What exactly does BSA do in immunohistochemistry?
Posted 24 July 2011 - 06:15 PM
Posted 25 July 2011 - 09:59 PM
Posted 27 July 2011 - 07:09 AM

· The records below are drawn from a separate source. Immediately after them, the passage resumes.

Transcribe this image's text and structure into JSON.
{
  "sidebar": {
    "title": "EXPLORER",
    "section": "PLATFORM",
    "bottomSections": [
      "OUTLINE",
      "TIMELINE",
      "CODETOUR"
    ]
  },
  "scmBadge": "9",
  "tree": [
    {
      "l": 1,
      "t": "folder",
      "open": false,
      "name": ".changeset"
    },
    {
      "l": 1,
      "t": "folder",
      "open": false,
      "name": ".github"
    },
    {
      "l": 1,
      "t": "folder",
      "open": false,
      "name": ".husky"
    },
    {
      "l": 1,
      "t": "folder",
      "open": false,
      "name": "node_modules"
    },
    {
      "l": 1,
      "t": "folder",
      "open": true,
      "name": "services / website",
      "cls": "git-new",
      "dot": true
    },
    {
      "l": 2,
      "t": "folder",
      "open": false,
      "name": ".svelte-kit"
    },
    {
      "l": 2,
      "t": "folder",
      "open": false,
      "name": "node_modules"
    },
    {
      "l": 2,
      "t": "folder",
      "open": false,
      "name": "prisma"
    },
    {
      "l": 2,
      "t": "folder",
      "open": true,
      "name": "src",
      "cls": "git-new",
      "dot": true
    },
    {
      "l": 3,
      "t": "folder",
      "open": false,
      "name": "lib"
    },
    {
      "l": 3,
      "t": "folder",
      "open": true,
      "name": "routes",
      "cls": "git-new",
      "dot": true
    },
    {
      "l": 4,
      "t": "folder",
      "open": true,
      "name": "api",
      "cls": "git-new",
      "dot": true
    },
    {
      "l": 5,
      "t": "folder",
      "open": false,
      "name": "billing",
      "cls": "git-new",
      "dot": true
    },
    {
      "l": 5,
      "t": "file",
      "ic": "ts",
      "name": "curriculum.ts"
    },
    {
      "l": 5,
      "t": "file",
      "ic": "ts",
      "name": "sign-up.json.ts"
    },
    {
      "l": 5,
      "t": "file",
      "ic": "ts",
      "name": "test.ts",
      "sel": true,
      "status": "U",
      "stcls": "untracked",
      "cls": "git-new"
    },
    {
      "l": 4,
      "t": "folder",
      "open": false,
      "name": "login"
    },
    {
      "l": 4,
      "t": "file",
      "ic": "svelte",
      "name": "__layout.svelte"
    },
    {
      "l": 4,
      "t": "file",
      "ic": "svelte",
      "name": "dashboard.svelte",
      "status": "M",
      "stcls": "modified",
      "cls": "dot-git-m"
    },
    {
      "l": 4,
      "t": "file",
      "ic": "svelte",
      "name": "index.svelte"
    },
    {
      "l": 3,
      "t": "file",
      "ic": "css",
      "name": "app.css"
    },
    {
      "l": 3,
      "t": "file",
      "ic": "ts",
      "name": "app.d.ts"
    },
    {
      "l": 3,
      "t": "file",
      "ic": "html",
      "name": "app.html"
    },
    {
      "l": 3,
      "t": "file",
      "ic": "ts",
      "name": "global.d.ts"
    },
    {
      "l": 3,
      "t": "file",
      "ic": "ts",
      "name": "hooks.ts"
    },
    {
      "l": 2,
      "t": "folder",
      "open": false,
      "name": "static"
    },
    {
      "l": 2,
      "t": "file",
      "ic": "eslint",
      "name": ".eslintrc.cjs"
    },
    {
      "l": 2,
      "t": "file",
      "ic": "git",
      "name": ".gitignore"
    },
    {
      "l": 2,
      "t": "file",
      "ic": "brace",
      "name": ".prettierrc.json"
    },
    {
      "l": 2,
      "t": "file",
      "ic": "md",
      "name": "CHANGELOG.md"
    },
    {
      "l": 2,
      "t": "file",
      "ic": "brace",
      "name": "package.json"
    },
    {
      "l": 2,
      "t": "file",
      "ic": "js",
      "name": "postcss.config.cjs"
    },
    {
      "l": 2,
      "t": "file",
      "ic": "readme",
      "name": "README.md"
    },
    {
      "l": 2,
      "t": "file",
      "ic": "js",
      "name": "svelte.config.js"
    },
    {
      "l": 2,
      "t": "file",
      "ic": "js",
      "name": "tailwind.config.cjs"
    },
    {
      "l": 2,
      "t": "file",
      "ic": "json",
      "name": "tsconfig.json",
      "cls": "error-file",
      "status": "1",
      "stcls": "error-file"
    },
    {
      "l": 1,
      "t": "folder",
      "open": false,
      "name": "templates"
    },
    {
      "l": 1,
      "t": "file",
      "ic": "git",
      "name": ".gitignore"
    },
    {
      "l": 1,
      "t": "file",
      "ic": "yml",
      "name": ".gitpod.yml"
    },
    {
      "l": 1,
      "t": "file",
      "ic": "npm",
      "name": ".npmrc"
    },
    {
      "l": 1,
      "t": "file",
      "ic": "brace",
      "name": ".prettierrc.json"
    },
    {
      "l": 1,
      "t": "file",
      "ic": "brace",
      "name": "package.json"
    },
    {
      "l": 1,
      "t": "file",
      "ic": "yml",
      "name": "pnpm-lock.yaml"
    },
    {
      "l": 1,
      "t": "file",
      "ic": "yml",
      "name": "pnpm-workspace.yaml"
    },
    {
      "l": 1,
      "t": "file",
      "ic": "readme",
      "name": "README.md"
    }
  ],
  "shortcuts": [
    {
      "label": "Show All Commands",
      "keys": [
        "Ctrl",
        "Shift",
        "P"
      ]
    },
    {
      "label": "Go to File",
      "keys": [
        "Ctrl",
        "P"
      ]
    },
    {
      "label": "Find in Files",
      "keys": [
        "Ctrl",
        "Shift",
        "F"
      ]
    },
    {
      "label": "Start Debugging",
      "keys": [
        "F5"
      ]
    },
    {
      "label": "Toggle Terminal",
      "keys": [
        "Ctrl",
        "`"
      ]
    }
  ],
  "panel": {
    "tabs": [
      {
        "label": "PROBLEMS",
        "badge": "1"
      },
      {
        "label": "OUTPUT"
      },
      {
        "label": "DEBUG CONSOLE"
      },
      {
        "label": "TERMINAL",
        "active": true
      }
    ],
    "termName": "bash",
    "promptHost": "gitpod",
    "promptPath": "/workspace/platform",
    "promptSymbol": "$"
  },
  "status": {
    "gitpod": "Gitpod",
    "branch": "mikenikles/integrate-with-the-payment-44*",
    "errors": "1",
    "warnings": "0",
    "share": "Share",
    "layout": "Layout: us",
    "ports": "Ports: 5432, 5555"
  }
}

Blocking with BSA first means that all these non-specific sticky proteins are saturated with the high concentration of BSA that you have added, leaving your antibody free to bind specifically to your protein of interest. BSA is used mostly because it is cheap and abundent, people often also use plain old milk powder from the local cornershop as it contains a mixture of random nonspecific proteins found in milk, good for blocking in ELISAs and such. (Although I guess you wouldn't use opaque milk powder for highly sensitive immunohistochemistry)